A menu like no other around

AQUA brings you a menu like no other around, exquisite foods prepared with detail and flair that you will want to have over and over, all while surrounding yourself in a environment that brings your sprit to a whole new level. Join us at AQUA and experience something new.


More than eight months after closing his Grecian Cafe, a longtime casual and late-night dining staple in Plymouth, he has reopened it as Aqua, a fine-dining restaurant with a modern European look and a “fusion” menu that draws inspiration from around the globe.


Nikollbibaj has also added a liquor license – valuable in a town where the number of licenses is capped at 24 – that he obtained nearly three years ago. He has been working on the new restaurant concept since around time.


“In this industry, if you’re not patient you won’t make it,” Nikollbibaj, who has been in the restaurant business since 1987, said at his new place on Thursday. “I had to be patient in order to create this.”


Grecian Cafe fans probably won’t recognize anything at Aqua but its Main Street location; the place has been completely redone. The interior’s emphasis is on straight lines, gleaming glass and polished metals, and a wooden deck for outdoor dining has been turned into an all-season patio with a tiled floor and upholstered, yet minimalist, chairs.


Nikollbibaj, who lives in Plymouth Township, says there’s nothing like it in the area.


“We went all out,” he said. “We wanted to change completely the old Grecian Cafe.”


Nikollabibaj, who had owned the cafe since 2000, cooked there regularly, but has turned over Aqua’s kitchen to executive chef Ronald Buechs, who has extensive Detroit-area restaurant experience and was trained at the Johnson & Wales University College of Culinary Arts in Charlotte, N.C., and has a master’s in hospitality management from Michigan State University.


Aqua’s menu includes pastas, meat dishes, salads and vegan and vegetarian dishes that Buechs describes as “edible art.” Meats are brought in fresh five days a week, fish six days a week, and Aqua will be using as much produce from local sources as possible, Beuchs said.


If he had to use a map to spot the menu, he’d point to Asia, but he said Aqua uses ideas from all kinds of cuisines. Appetizers have names like Mediterranean Hommus Trio, Shanghai Calamari and Spanish Oven-Roasted Olives and Feta.


Beuchs said he has a passion for the food. “When I see a customer light up with joy at my food, it brings me the biggest happiness,” he said.


Aqua, said Buechs, will be adding items in the near future, including a full sushi menu, seasonal dishes and a brunch menu for Saturdays and Sundays. In keeping with the restaurant’s sleek look, Aqua has electronic i-Pad menus that are easy to update and provide details about the food, but diners will still give their orders to real people.


“We want our staff to be in touch with the customers,” Nikollabibaj said.

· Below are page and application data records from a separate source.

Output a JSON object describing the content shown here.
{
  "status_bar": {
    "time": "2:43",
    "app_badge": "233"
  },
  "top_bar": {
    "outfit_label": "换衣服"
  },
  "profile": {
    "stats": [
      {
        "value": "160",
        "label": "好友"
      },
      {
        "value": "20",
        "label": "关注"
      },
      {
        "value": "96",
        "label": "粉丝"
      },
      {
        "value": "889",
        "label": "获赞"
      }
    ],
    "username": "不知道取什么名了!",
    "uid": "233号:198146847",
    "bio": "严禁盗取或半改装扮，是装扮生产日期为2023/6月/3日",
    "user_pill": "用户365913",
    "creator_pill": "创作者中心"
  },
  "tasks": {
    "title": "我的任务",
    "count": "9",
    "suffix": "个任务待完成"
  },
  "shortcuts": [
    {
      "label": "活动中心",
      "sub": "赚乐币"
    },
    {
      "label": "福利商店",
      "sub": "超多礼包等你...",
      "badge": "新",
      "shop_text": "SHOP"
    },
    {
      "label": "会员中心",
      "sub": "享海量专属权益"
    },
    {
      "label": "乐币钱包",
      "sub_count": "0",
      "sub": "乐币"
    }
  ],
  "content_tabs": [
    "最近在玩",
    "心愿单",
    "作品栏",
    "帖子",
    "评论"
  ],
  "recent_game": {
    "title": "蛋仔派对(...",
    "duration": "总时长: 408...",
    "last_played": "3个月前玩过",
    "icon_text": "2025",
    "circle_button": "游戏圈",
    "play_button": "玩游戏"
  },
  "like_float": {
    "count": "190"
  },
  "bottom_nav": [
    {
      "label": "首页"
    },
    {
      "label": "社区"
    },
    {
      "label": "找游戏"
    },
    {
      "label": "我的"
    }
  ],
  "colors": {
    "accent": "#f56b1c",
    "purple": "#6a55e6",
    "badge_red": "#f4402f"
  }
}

Co-managers Bradley Leach and Travis Carter are also part of what Nikollabibaj calls his “dream team.” They were brought in in recent weeks to fine-tune the place and build a cocktail menu. Aqua has an extensive list of spirits, wines and beers, including several beers from Michigan microbreweries.


Carter said that, though unique, Aqua is also part of a larger dining trend.


“We’re in the middle of such a renaissance of craft food and drink,” he said.